by Nicole Harris | Opinions Editor
When I started as a staff writer on the Opinions section at The Whitworthian, I considered myself well-informed, opinionated and attentive concerning current events issues. Most of all, I considered myself to be undeniably correct. I was wrong.
For my first major editorial, I came in guns blazing – full of opinions, articles to back my claims and something to prove. I was ready to conduct my interviews, hopeful that my sources would agree with me and further cement my views because, after all, my views were infallible. Of course, this is not what happened.
My first interview was with a theology professor. He met with me one afternoon, nervous about what I would ask and how I would use his answers, but intrigued all the same. I began reading questions off my list, paying little attention to his words and more attention to how little his answers lined up with my own beliefs. With each answer, he took me further and further from my original argument. Pretty soon we were so far off my carefully planned interview track and so far down the rabbit hole of the chosen topic that I put my pen down and started to just talk to him, person to person, Christian to Christian.
This conversation did not change my editorial entirely, but it did make me realize how little I was listening to those around me. It changed how I would approach editorials, but most importantly, it changed how I would approach conflict in my personal life.
Publications like The Whitworthian exist as a space for students like me to try new things, make mistakes and learn to be better journalists.

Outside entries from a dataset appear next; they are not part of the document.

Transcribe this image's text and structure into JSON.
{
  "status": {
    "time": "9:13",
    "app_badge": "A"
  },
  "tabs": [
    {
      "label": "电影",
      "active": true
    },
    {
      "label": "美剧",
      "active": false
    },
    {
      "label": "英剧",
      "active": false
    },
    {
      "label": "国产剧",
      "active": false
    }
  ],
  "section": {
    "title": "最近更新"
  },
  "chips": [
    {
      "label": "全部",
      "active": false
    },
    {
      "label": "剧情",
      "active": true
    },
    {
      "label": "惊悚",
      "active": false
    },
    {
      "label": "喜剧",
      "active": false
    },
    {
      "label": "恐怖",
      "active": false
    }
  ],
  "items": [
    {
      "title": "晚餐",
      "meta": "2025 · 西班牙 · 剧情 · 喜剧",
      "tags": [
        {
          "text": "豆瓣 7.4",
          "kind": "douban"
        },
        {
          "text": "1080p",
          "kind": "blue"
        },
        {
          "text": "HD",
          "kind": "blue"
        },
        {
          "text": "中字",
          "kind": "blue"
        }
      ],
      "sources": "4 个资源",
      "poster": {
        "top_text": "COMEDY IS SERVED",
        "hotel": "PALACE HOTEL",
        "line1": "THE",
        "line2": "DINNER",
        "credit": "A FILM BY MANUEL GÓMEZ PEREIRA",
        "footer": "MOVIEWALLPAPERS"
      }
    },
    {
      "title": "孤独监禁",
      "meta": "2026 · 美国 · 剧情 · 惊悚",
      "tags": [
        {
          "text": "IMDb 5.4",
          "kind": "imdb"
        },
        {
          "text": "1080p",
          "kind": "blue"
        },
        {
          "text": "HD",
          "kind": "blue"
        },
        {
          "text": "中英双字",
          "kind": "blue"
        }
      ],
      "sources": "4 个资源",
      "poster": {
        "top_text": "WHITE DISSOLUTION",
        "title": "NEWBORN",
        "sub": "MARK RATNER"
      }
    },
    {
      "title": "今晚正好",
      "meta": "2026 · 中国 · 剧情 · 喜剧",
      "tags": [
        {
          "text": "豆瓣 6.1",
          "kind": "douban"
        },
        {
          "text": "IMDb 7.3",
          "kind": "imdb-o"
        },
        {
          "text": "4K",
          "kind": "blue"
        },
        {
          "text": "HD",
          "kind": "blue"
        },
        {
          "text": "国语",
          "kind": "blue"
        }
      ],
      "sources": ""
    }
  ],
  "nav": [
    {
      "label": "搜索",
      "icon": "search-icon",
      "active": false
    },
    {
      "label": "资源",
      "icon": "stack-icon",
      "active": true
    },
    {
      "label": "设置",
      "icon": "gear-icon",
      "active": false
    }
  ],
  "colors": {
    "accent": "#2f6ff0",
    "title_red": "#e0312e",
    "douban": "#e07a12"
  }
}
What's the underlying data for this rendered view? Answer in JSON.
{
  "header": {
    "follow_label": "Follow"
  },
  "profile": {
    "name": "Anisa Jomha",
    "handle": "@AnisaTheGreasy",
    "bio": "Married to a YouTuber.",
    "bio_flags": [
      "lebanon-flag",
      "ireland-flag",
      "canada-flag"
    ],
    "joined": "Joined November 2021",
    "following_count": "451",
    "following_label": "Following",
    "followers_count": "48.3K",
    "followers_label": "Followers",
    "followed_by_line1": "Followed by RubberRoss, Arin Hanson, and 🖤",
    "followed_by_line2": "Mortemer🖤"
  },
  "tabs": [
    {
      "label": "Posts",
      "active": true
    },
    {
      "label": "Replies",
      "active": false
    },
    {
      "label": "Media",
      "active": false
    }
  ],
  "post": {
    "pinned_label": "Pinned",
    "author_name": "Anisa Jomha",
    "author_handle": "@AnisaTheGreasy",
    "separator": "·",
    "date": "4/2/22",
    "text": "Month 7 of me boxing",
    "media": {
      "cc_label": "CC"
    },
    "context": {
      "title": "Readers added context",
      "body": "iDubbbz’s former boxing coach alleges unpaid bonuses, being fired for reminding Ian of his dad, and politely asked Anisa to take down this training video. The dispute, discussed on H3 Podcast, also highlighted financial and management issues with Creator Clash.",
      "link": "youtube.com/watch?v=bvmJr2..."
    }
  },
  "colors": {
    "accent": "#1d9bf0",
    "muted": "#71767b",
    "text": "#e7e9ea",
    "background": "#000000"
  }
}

The world needs more journalists invested in reporting the truth, informing the public and helping others see new points of view. We may not all become professional reporters after graduation, but our time at The Whitworthian can change how we, as former journalists, interact with the world around us. We will have a greater respect for the media, the ability to ask the tough questions and the drive to find our own answers. What the world really needs are information seekers and problem solvers: two characteristics shaped here at The Whitworthian.